CRAN also hosts many add-on packages that can be used to extend the functionality of R. Linux Windows Mac Source Code. When you download a fresh installation of R from CRAN, you get all of the above, which represents a substantial amount of functionality.
However, there are many other packages available:. There are over packages on CRAN that have been developed by users and programmers around the world. There are also many packages associated with the Bioconductor project. People often make packages available on their personal websites; there is no reliable way to keep track of how many packages are available in this fashion.
There are a number of packages being developed on repositories like GitHub and BitBucket but there is no reliable listing of all these packages.
No programming language or statistical analysis system is perfect. R certainly has a number of drawbacks. For starters, R is essentially based on almost 50 year old technology, going back to the original S system developed at Bell Labs.
Another commonly cited limitation of R is that objects must generally be stored in physical memory. This is in part due to the scoping rules of the language, but R generally is more of a memory hog than other statistical packages. However, there have been a number of advancements to deal with this, both in the R core and also in a number of packages developed by contributors.

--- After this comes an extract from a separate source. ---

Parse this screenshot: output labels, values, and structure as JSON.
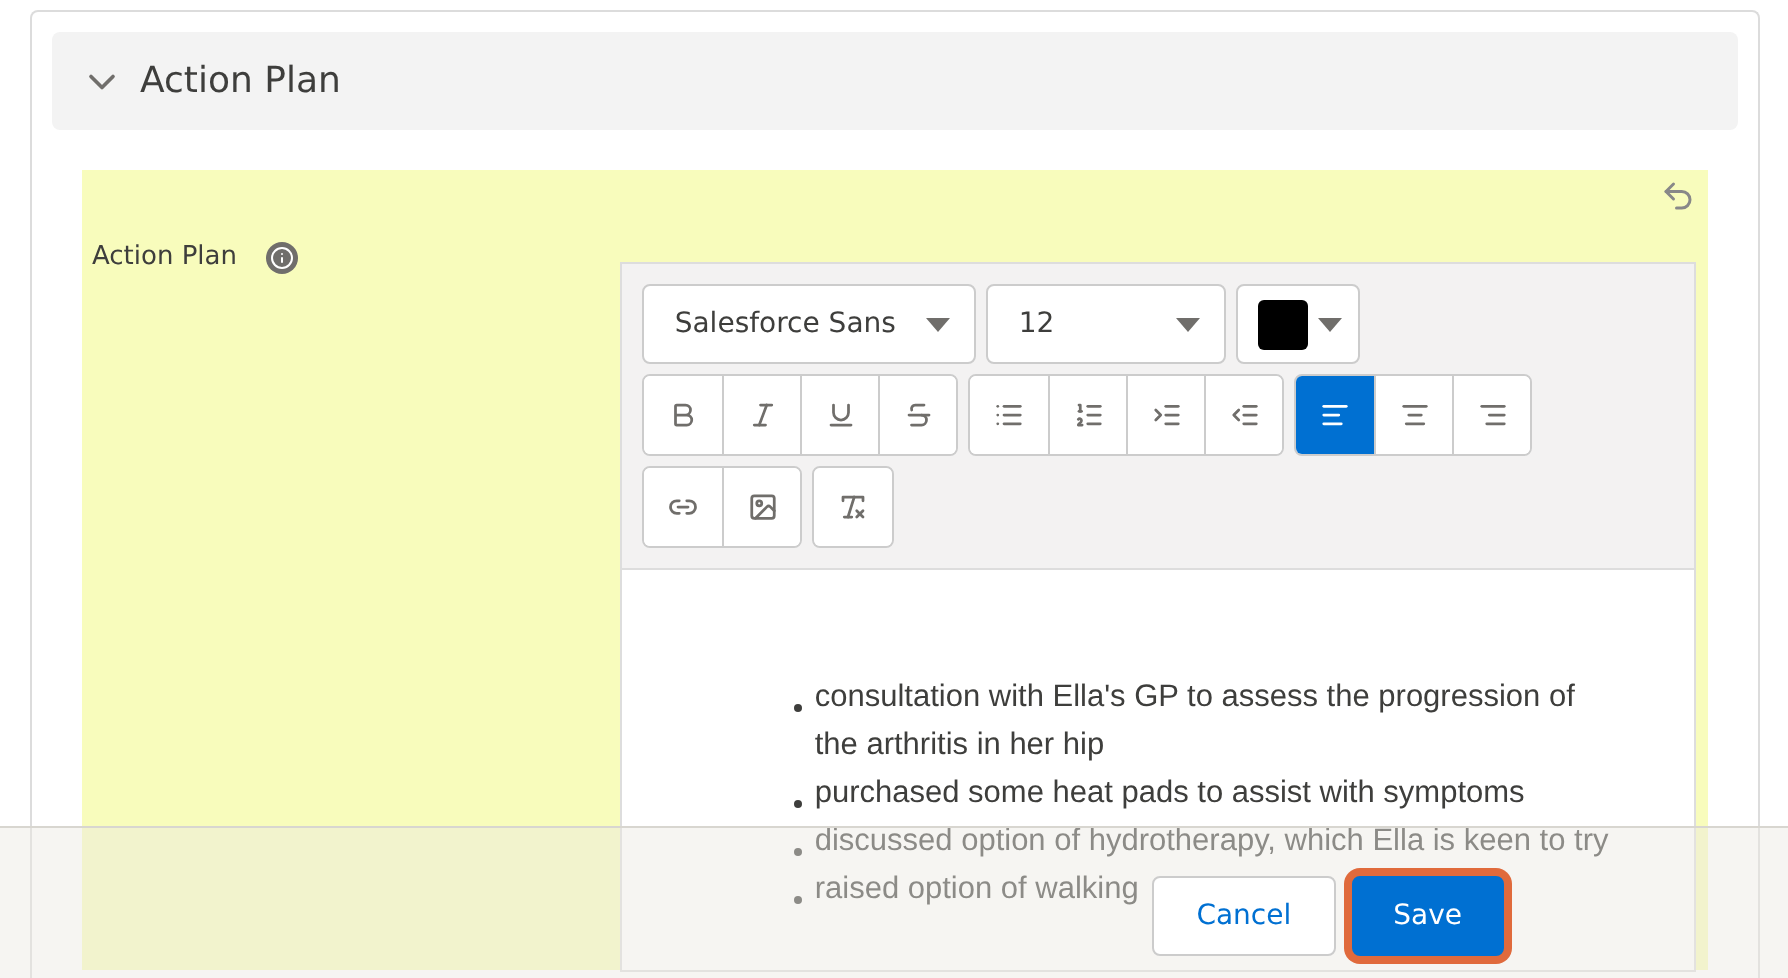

Also, computing power and capacity has continued to grow over time and amount of physical memory that can be installed on even a consumer-level laptop is substantial. While we will likely never have enough physical memory on a computer to handle the increasingly large datasets that are being generated, the situation has gotten quite a bit easier over time. The capabilities of the R system generally reflect the interests of the R user community.
As the community has ballooned in size over the past 10 years, the capabilities have similarly increased. When I first started using R, there was very little in the way of functionality for the physical sciences physics, astronomy, etc.
However, now some of those communities have adopted R and we are seeing more code being written for those kinds of applications. If you want to know my general views on the usefulness of R, you can see them here in the following exchange on the R-help mailing list with Douglas Bates and Brian Ripley in June There are several chains of pizzerias in the U.
Indeed, the GraphApp toolkit used for the RGui interface under R for Windows, but Guido forgot to include it provides one for use in Sydney, Australia, we presume as that is where the GraphApp author hails from. Alternatively, a Padovian has no need of ordering pizzas with both home and neighbourhood restaurants ….
At this point in time, I think it would be fairly straightforward to build a pizza ordering R package using something like the RCurl or httr packages. As far as getting started with R by reading stuff, there is of course this book. Also, available from CRAN are. Discusses how to write and organize R packages. R Installation and Administration: This is mostly for building R from the source code.
This manual describes the low level structure of R and is primarily for developers and R core members.
The R Project for Statistical Computing
v (C) INRA has been designed to execute statistical analyses sequentially, i.e. a linear chain of statistical analysis, so-called Workflow in BioStatFlow. However, the question is: How do we find such modules (building blocks - Selection from Statistical and Machine Learning Approaches for Network Analysis. Generation, This data set was collected by Bob Zarr of NIST in January, from a heat flow meter calibration and stability analysis. The response variable is a.